Imagine a reserve outfielder and right-handed pinch hitter challenging for the batting title.
In the Orioles' kangaroo court in the clubhouse on that August day in 1969, the judge, Frank Robinson, suggested that the players petition manager Earl Weaver to play Motton in the remaining 42 games so that he would have enough at-bats to qualify.
He would have needed 12 at-bats a game.
"I remember that," said Motton, 55, a longtime Baltimore resident and a special assignment scout for the Orioles since 1991. "I got three hits against Seattle and went 4-for-5 the next night against the Angels in Anaheim -- seven hits, including two home runs, in two days. In the Kangaroo Court, it was hard for the guys to find a way to get on me."

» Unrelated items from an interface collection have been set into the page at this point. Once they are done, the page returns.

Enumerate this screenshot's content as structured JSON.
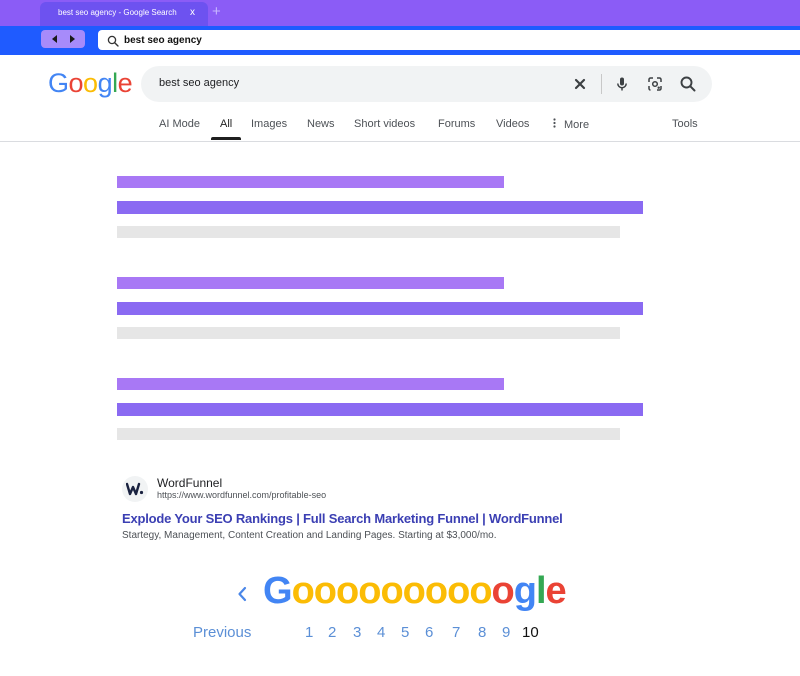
{
  "browser": {
    "tab_title": "best seo agency - Google Search",
    "tab_close": "x",
    "new_tab": "+",
    "address": "best seo agency"
  },
  "google": {
    "logo_letters": [
      "G",
      "o",
      "o",
      "g",
      "l",
      "e"
    ],
    "logo_colors": [
      "#4285F4",
      "#EA4335",
      "#FBBC05",
      "#4285F4",
      "#34A853",
      "#EA4335"
    ],
    "query": "best seo agency",
    "tabs": [
      {
        "label": "AI Mode",
        "active": false
      },
      {
        "label": "All",
        "active": true
      },
      {
        "label": "Images",
        "active": false
      },
      {
        "label": "News",
        "active": false
      },
      {
        "label": "Short videos",
        "active": false
      },
      {
        "label": "Forums",
        "active": false
      },
      {
        "label": "Videos",
        "active": false
      },
      {
        "label": "More",
        "active": false
      }
    ],
    "tools_label": "Tools"
  },
  "ad": {
    "site_name": "WordFunnel",
    "url": "https://www.wordfunnel.com/profitable-seo",
    "title": "Explode Your SEO Rankings | Full Search Marketing Funnel | WordFunnel",
    "description": "Startegy, Management, Content Creation and Landing Pages. Starting at $3,000/mo."
  },
  "pagination": {
    "logo_letters": [
      "G",
      "o",
      "o",
      "o",
      "o",
      "o",
      "o",
      "o",
      "o",
      "o",
      "o",
      "g",
      "l",
      "e"
    ],
    "previous_label": "Previous",
    "pages": [
      "1",
      "2",
      "3",
      "4",
      "5",
      "6",
      "7",
      "8",
      "9",
      "10"
    ],
    "current_page": "10"
  },
  "colors": {
    "tab_strip": "#8b5cf6",
    "toolbar": "#1f5bff",
    "placeholder_title": "#a878f5",
    "placeholder_link": "#8a6af2",
    "placeholder_snippet": "#e6e6e6",
    "ad_title": "#3b3fb3",
    "page_link": "#5b8fd6"
  }
}
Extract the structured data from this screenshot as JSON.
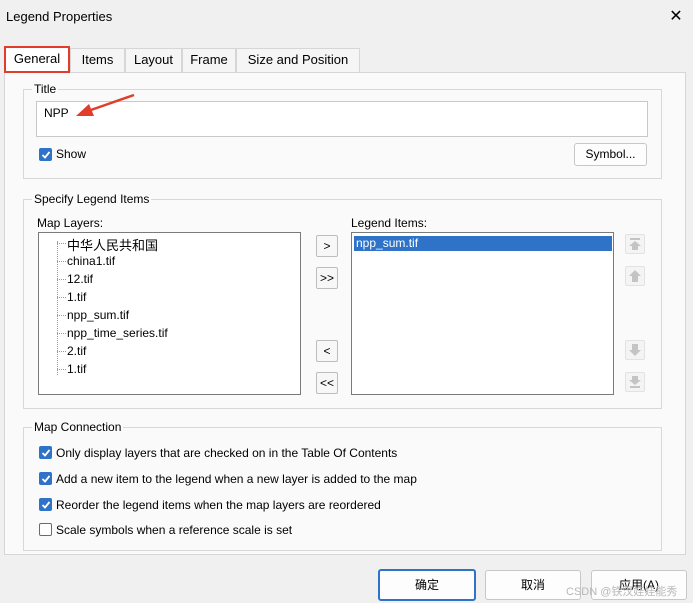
{
  "window": {
    "title": "Legend Properties",
    "close_icon": "close-icon"
  },
  "tabs": [
    {
      "label": "General",
      "active": true
    },
    {
      "label": "Items"
    },
    {
      "label": "Layout"
    },
    {
      "label": "Frame"
    },
    {
      "label": "Size and Position"
    }
  ],
  "title_group": {
    "label": "Title",
    "value": "NPP",
    "show_label": "Show",
    "show_checked": true,
    "symbol_button": "Symbol..."
  },
  "legend_items_group": {
    "label": "Specify Legend Items",
    "map_layers_label": "Map Layers:",
    "map_layers": [
      "中华人民共和国",
      "china1.tif",
      "12.tif",
      "1.tif",
      "npp_sum.tif",
      "npp_time_series.tif",
      "2.tif",
      "1.tif"
    ],
    "legend_items_label": "Legend Items:",
    "legend_items": [
      "npp_sum.tif"
    ],
    "buttons": {
      "add": ">",
      "add_all": ">>",
      "remove": "<",
      "remove_all": "<<"
    }
  },
  "map_connection": {
    "label": "Map Connection",
    "options": [
      {
        "label": "Only display layers that are checked on in the Table Of Contents",
        "checked": true
      },
      {
        "label": "Add a new item to the legend when a new layer is added to the map",
        "checked": true
      },
      {
        "label": "Reorder the legend items when the map layers are reordered",
        "checked": true
      },
      {
        "label": "Scale symbols when a reference scale is set",
        "checked": false
      }
    ]
  },
  "footer": {
    "ok": "确定",
    "cancel": "取消",
    "apply": "应用(A)"
  },
  "watermark": "CSDN @铁汉娃娃能秀",
  "colors": {
    "accent": "#2f73c8",
    "highlight": "#e13d2b"
  }
}
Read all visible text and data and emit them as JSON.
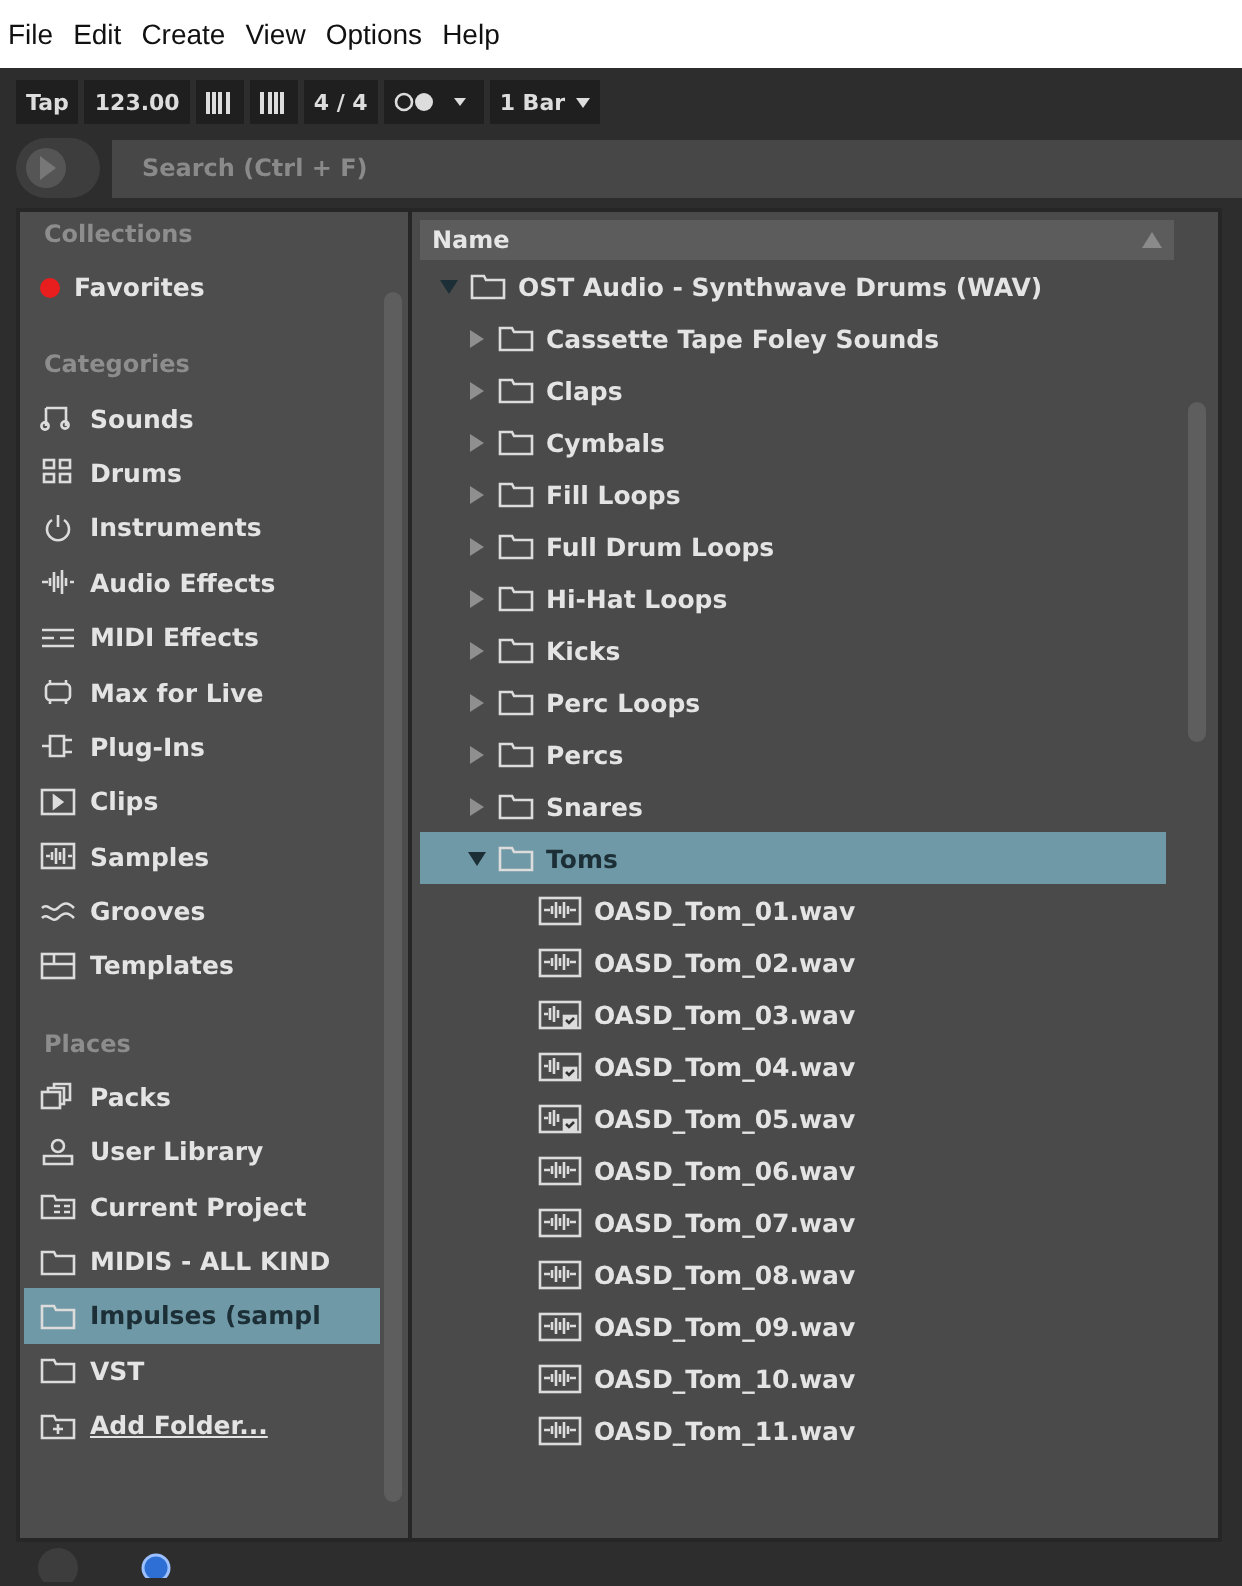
{
  "menu": [
    "File",
    "Edit",
    "Create",
    "View",
    "Options",
    "Help"
  ],
  "toolbar": {
    "tap": "Tap",
    "tempo": "123.00",
    "signature": "4 / 4",
    "quantize": "1 Bar"
  },
  "search": {
    "placeholder": "Search (Ctrl + F)"
  },
  "sidebar": [
    {
      "title": "Collections",
      "items": [
        {
          "label": "Favorites",
          "kind": "tag",
          "color": "#e81e1e",
          "selected": false
        }
      ]
    },
    {
      "title": "Categories",
      "items": [
        {
          "label": "Sounds",
          "kind": "note",
          "selected": false
        },
        {
          "label": "Drums",
          "kind": "grid",
          "selected": false
        },
        {
          "label": "Instruments",
          "kind": "power",
          "selected": false
        },
        {
          "label": "Audio Effects",
          "kind": "wave",
          "selected": false
        },
        {
          "label": "MIDI Effects",
          "kind": "midi",
          "selected": false
        },
        {
          "label": "Max for Live",
          "kind": "max",
          "selected": false
        },
        {
          "label": "Plug-Ins",
          "kind": "plug",
          "selected": false
        },
        {
          "label": "Clips",
          "kind": "clip",
          "selected": false
        },
        {
          "label": "Samples",
          "kind": "sample",
          "selected": false
        },
        {
          "label": "Grooves",
          "kind": "groove",
          "selected": false
        },
        {
          "label": "Templates",
          "kind": "template",
          "selected": false
        }
      ]
    },
    {
      "title": "Places",
      "items": [
        {
          "label": "Packs",
          "kind": "packs",
          "selected": false
        },
        {
          "label": "User Library",
          "kind": "user",
          "selected": false
        },
        {
          "label": "Current Project",
          "kind": "project",
          "selected": false
        },
        {
          "label": "MIDIS - ALL KIND",
          "kind": "folder",
          "selected": false
        },
        {
          "label": "Impulses (sampl",
          "kind": "folder",
          "selected": true
        },
        {
          "label": "VST",
          "kind": "folder",
          "selected": false
        },
        {
          "label": "Add Folder...",
          "kind": "add",
          "selected": false
        }
      ]
    }
  ],
  "browser": {
    "column": "Name",
    "rows": [
      {
        "label": "OST Audio - Synthwave Drums (WAV)",
        "kind": "folder",
        "expanded": true,
        "selected": false,
        "children": [
          {
            "label": "Cassette Tape Foley Sounds",
            "kind": "folder",
            "expanded": false,
            "selected": false
          },
          {
            "label": "Claps",
            "kind": "folder",
            "expanded": false,
            "selected": false
          },
          {
            "label": "Cymbals",
            "kind": "folder",
            "expanded": false,
            "selected": false
          },
          {
            "label": "Fill Loops",
            "kind": "folder",
            "expanded": false,
            "selected": false
          },
          {
            "label": "Full Drum Loops",
            "kind": "folder",
            "expanded": false,
            "selected": false
          },
          {
            "label": "Hi-Hat Loops",
            "kind": "folder",
            "expanded": false,
            "selected": false
          },
          {
            "label": "Kicks",
            "kind": "folder",
            "expanded": false,
            "selected": false
          },
          {
            "label": "Perc Loops",
            "kind": "folder",
            "expanded": false,
            "selected": false
          },
          {
            "label": "Percs",
            "kind": "folder",
            "expanded": false,
            "selected": false
          },
          {
            "label": "Snares",
            "kind": "folder",
            "expanded": false,
            "selected": false
          },
          {
            "label": "Toms",
            "kind": "folder",
            "expanded": true,
            "selected": true,
            "children": [
              {
                "label": "OASD_Tom_01.wav",
                "kind": "file",
                "analyzed": false,
                "selected": false
              },
              {
                "label": "OASD_Tom_02.wav",
                "kind": "file",
                "analyzed": false,
                "selected": false
              },
              {
                "label": "OASD_Tom_03.wav",
                "kind": "file",
                "analyzed": true,
                "selected": false
              },
              {
                "label": "OASD_Tom_04.wav",
                "kind": "file",
                "analyzed": true,
                "selected": false
              },
              {
                "label": "OASD_Tom_05.wav",
                "kind": "file",
                "analyzed": true,
                "selected": false
              },
              {
                "label": "OASD_Tom_06.wav",
                "kind": "file",
                "analyzed": false,
                "selected": false
              },
              {
                "label": "OASD_Tom_07.wav",
                "kind": "file",
                "analyzed": false,
                "selected": false
              },
              {
                "label": "OASD_Tom_08.wav",
                "kind": "file",
                "analyzed": false,
                "selected": false
              },
              {
                "label": "OASD_Tom_09.wav",
                "kind": "file",
                "analyzed": false,
                "selected": false
              },
              {
                "label": "OASD_Tom_10.wav",
                "kind": "file",
                "analyzed": false,
                "selected": false
              },
              {
                "label": "OASD_Tom_11.wav",
                "kind": "file",
                "analyzed": false,
                "selected": false
              }
            ]
          }
        ]
      }
    ]
  }
}
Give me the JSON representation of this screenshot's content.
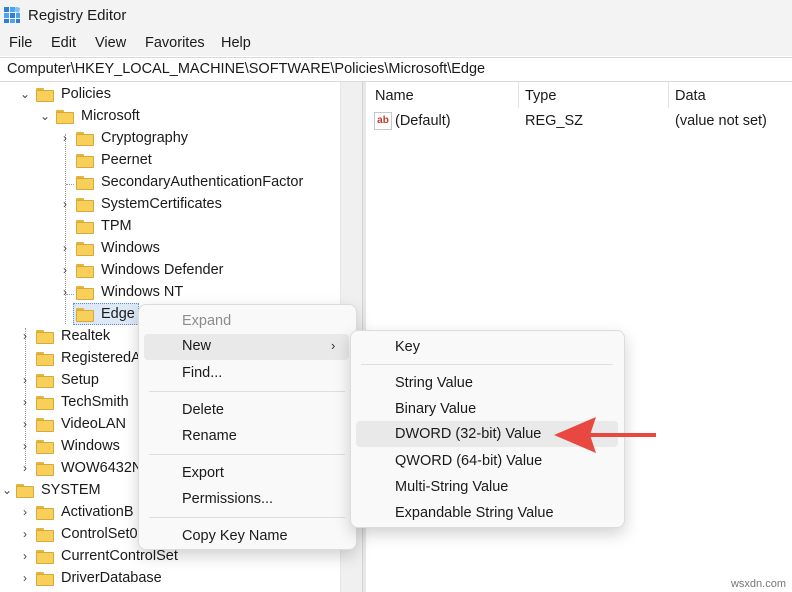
{
  "window": {
    "title": "Registry Editor"
  },
  "menu": [
    "File",
    "Edit",
    "View",
    "Favorites",
    "Help"
  ],
  "address": "Computer\\HKEY_LOCAL_MACHINE\\SOFTWARE\\Policies\\Microsoft\\Edge",
  "tree": {
    "policies": "Policies",
    "microsoft": "Microsoft",
    "cryptography": "Cryptography",
    "peernet": "Peernet",
    "secondary_auth": "SecondaryAuthenticationFactor",
    "system_certificates": "SystemCertificates",
    "tpm": "TPM",
    "windows": "Windows",
    "windows_defender": "Windows Defender",
    "windows_nt": "Windows NT",
    "edge": "Edge",
    "realtek": "Realtek",
    "registered": "RegisteredA",
    "setup": "Setup",
    "techsmith": "TechSmith",
    "videolan": "VideoLAN",
    "windows2": "Windows",
    "wow": "WOW6432N",
    "system": "SYSTEM",
    "activation": "ActivationB",
    "controlset": "ControlSet0",
    "current_control_set": "CurrentControlSet",
    "driver_database": "DriverDatabase"
  },
  "list": {
    "headers": {
      "name": "Name",
      "type": "Type",
      "data": "Data"
    },
    "rows": [
      {
        "name": "(Default)",
        "type": "REG_SZ",
        "data": "(value not set)"
      }
    ]
  },
  "context_menu": {
    "expand": "Expand",
    "new": "New",
    "find": "Find...",
    "delete": "Delete",
    "rename": "Rename",
    "export": "Export",
    "permissions": "Permissions...",
    "copy_key_name": "Copy Key Name"
  },
  "submenu": {
    "key": "Key",
    "string": "String Value",
    "binary": "Binary Value",
    "dword": "DWORD (32-bit) Value",
    "qword": "QWORD (64-bit) Value",
    "multi": "Multi-String Value",
    "expandable": "Expandable String Value"
  },
  "watermark": "wsxdn.com",
  "colors": {
    "folder": "#f7cf59",
    "arrow": "#e8483f",
    "selection": "#dde9f7"
  },
  "icons": {
    "app": "registry-editor-icon",
    "folder": "folder-icon",
    "value": "string-value-icon"
  }
}
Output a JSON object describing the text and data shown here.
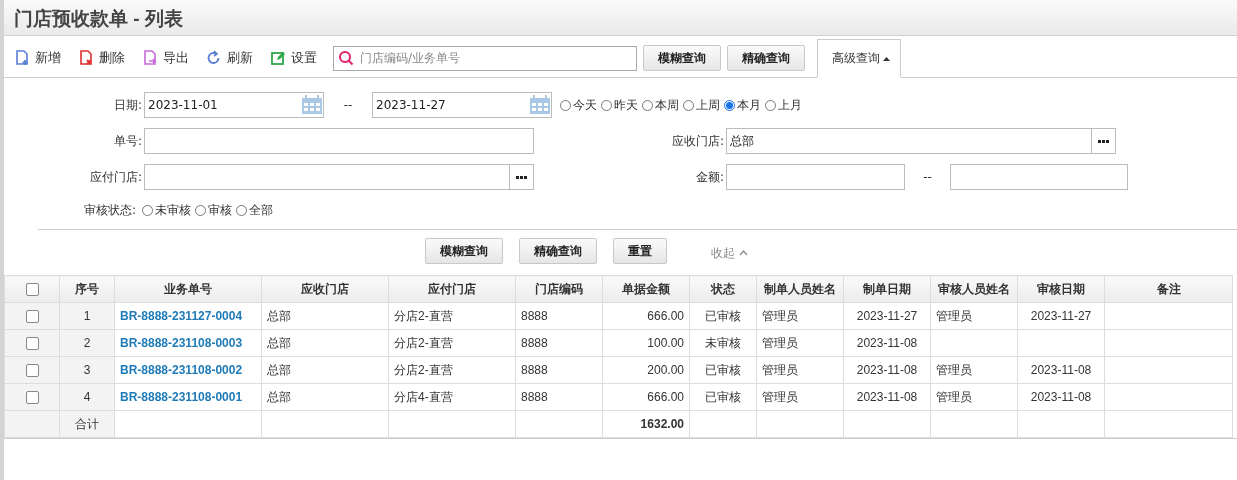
{
  "title": "门店预收款单 - 列表",
  "toolbar": {
    "actions": [
      {
        "label": "新增",
        "kind": "add"
      },
      {
        "label": "删除",
        "kind": "delete"
      },
      {
        "label": "导出",
        "kind": "export"
      },
      {
        "label": "刷新",
        "kind": "refresh"
      },
      {
        "label": "设置",
        "kind": "settings"
      }
    ],
    "search": {
      "placeholder": "门店编码/业务单号"
    },
    "buttons": [
      "模糊查询",
      "精确查询"
    ],
    "advanced": {
      "label": "高级查询",
      "expanded": true
    }
  },
  "filters": {
    "date": {
      "label": "日期:",
      "from": "2023-11-01",
      "separator": "--",
      "to": "2023-11-27"
    },
    "date_ranges": [
      {
        "label": "今天",
        "selected": false
      },
      {
        "label": "昨天",
        "selected": false
      },
      {
        "label": "本周",
        "selected": false
      },
      {
        "label": "上周",
        "selected": false
      },
      {
        "label": "本月",
        "selected": true
      },
      {
        "label": "上月",
        "selected": false
      }
    ],
    "order_no": {
      "label": "单号:"
    },
    "receiving_store": {
      "label": "应收门店:",
      "value": "总部"
    },
    "paying_store": {
      "label": "应付门店:"
    },
    "amount": {
      "label": "金额:",
      "separator": "--"
    },
    "audit_status": {
      "label": "审核状态:",
      "options": [
        {
          "label": "未审核",
          "selected": false
        },
        {
          "label": "审核",
          "selected": false
        },
        {
          "label": "全部",
          "selected": false
        }
      ]
    },
    "buttons": [
      "模糊查询",
      "精确查询",
      "重置"
    ],
    "collapse": {
      "label": "收起"
    }
  },
  "table": {
    "select_all": {
      "checked": false
    },
    "columns": [
      "序号",
      "业务单号",
      "应收门店",
      "应付门店",
      "门店编码",
      "单据金额",
      "状态",
      "制单人员姓名",
      "制单日期",
      "审核人员姓名",
      "审核日期",
      "备注"
    ],
    "rows": [
      {
        "checked": false,
        "cells": [
          "1",
          "BR-8888-231127-0004",
          "总部",
          "分店2-直营",
          "8888",
          "666.00",
          "已审核",
          "管理员",
          "2023-11-27",
          "管理员",
          "2023-11-27",
          ""
        ]
      },
      {
        "checked": false,
        "cells": [
          "2",
          "BR-8888-231108-0003",
          "总部",
          "分店2-直营",
          "8888",
          "100.00",
          "未审核",
          "管理员",
          "2023-11-08",
          "",
          "",
          ""
        ]
      },
      {
        "checked": false,
        "cells": [
          "3",
          "BR-8888-231108-0002",
          "总部",
          "分店2-直营",
          "8888",
          "200.00",
          "已审核",
          "管理员",
          "2023-11-08",
          "管理员",
          "2023-11-08",
          ""
        ]
      },
      {
        "checked": false,
        "cells": [
          "4",
          "BR-8888-231108-0001",
          "总部",
          "分店4-直营",
          "8888",
          "666.00",
          "已审核",
          "管理员",
          "2023-11-08",
          "管理员",
          "2023-11-08",
          ""
        ]
      }
    ],
    "footer": {
      "label": "合计",
      "total": "1632.00"
    }
  }
}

Motton finished with a .303 average and six home runs in 89 at-bats that year, by far the most prosperous of his eight major-league seasons, all but one of them with the Orioles. He was on the right club at the right time, playing on three American League champions and one World Series winner.
In 1968, Motton tied a major-league record with two successive pinch home runs. In 1969, he won two games with pinch home runs and drove in the winning run with a single over second baseman Carew's head in the 11th inning of the second game of the AL Championship Series against the Minnesota Twins.
"I thought Carew would catch that ball," Motton said. "It took off on a line, caught him flatfooted and he couldn't jump.
"That was a great year. The Orioles were always on a roll. We went about it in a methodical way, like a machine. We had good players at every position, and everybody had a good idea of how to play the game."
When his playing career ended, Motton dabbled in real estate ("I didn't do well"), then spent two years in sales with a liquor distributor before Robinson, then managing San Francisco, got him a job as a minor-league coach in the Giants' organization.
Motton returned to the Orioles and was a coach on the big-league and Triple-A Rochester Red Wings staffs until appointed a special assignment scout.
"I didn't know if I'd like scouting," Motton said. "Taking the uniform off was a big step. But I dug into it, and learned and improved. There's still room for growth, but I like it."